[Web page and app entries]
-.-.-

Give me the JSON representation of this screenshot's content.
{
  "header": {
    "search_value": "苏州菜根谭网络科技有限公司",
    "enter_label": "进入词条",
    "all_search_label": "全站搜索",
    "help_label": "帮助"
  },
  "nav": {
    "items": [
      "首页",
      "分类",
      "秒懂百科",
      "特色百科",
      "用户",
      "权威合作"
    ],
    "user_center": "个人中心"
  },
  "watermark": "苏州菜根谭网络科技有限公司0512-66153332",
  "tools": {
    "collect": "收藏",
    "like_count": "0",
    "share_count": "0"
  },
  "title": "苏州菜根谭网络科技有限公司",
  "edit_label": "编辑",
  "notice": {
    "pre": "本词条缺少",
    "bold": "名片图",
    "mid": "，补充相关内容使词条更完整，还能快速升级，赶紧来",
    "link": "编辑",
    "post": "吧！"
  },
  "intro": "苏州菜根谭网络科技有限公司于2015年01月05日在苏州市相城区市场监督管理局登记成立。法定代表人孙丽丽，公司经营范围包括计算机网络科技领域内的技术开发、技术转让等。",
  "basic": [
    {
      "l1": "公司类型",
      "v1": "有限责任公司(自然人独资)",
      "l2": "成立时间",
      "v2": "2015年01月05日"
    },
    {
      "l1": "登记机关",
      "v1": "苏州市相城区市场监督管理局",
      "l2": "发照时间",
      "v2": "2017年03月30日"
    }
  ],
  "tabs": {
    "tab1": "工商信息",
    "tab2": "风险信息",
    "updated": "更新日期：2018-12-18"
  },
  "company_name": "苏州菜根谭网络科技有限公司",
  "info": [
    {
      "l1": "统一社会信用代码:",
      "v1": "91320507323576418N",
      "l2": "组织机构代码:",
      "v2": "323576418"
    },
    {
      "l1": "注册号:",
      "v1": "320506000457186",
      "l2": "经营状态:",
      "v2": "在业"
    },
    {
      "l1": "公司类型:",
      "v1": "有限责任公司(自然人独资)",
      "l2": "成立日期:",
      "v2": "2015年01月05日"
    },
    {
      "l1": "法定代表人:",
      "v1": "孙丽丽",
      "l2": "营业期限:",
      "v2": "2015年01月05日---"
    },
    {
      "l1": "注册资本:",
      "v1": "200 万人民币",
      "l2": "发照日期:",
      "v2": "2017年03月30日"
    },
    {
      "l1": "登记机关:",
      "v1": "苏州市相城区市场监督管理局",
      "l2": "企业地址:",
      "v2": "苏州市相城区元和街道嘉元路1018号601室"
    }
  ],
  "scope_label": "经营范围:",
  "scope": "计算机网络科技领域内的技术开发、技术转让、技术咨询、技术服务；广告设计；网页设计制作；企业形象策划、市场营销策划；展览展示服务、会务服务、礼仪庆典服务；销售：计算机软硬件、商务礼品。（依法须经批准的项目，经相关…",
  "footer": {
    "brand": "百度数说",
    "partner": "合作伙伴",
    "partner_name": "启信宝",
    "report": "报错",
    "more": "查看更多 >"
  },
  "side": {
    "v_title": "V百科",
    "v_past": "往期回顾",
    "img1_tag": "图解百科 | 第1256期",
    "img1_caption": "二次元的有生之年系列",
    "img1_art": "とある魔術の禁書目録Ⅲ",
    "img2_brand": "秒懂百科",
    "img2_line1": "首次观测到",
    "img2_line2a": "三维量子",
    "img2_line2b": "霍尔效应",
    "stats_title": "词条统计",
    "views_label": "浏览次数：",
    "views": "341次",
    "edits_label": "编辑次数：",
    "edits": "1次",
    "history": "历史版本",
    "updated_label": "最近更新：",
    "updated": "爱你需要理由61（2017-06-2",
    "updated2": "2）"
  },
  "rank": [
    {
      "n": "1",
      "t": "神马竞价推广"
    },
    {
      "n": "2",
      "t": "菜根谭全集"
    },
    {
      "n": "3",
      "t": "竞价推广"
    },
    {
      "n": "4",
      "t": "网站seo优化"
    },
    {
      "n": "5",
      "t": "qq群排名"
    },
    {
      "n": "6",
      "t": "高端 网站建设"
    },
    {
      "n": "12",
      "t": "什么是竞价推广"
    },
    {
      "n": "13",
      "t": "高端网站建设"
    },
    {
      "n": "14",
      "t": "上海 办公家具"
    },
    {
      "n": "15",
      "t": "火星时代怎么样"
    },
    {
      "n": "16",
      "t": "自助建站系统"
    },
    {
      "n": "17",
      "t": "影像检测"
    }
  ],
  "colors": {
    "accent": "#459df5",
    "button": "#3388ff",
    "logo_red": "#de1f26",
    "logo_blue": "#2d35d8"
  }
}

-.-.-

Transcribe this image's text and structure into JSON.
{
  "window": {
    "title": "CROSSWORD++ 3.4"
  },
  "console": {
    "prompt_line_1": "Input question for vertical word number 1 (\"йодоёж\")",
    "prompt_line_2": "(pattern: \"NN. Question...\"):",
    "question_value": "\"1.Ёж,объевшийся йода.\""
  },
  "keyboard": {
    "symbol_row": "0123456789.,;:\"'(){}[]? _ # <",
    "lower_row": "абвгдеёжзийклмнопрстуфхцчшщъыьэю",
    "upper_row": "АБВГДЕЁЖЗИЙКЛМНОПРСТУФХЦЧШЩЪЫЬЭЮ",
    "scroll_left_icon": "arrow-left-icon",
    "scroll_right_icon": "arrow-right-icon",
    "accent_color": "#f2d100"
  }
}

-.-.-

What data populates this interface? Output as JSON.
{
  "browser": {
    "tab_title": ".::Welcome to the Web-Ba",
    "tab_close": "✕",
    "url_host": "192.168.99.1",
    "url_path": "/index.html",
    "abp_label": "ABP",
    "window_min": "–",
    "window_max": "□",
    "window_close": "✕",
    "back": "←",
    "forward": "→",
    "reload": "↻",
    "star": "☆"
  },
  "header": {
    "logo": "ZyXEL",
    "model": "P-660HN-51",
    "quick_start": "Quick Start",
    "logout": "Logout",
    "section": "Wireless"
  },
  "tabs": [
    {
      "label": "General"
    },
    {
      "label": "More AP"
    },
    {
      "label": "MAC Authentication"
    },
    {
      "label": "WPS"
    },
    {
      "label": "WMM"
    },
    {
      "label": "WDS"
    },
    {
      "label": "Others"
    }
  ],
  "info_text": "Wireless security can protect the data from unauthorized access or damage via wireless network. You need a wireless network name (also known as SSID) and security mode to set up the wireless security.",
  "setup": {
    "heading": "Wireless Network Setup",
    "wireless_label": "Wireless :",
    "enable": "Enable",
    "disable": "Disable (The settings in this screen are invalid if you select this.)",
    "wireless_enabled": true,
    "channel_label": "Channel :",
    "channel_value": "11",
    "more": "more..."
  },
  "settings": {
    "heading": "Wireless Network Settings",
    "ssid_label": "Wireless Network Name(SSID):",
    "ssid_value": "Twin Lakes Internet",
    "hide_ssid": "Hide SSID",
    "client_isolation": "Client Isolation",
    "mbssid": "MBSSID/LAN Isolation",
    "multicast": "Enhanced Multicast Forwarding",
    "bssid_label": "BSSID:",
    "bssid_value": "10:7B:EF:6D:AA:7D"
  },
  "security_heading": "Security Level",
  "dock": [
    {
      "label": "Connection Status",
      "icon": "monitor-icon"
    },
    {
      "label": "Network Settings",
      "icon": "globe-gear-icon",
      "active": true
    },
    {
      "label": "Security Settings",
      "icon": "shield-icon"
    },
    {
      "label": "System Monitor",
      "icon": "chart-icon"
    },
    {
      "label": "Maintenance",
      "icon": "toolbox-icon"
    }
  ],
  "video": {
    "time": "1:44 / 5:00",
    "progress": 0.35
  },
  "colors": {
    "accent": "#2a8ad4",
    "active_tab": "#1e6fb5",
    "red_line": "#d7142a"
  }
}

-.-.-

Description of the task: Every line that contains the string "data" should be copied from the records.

Result:
What data populates this interface? Output as JSON.
  "info_text": "Wireless security can protect the data from unauthorized access or damage via wireless network. You need a wireless network name (also known as SSID) and security mode to set up the wireless security.",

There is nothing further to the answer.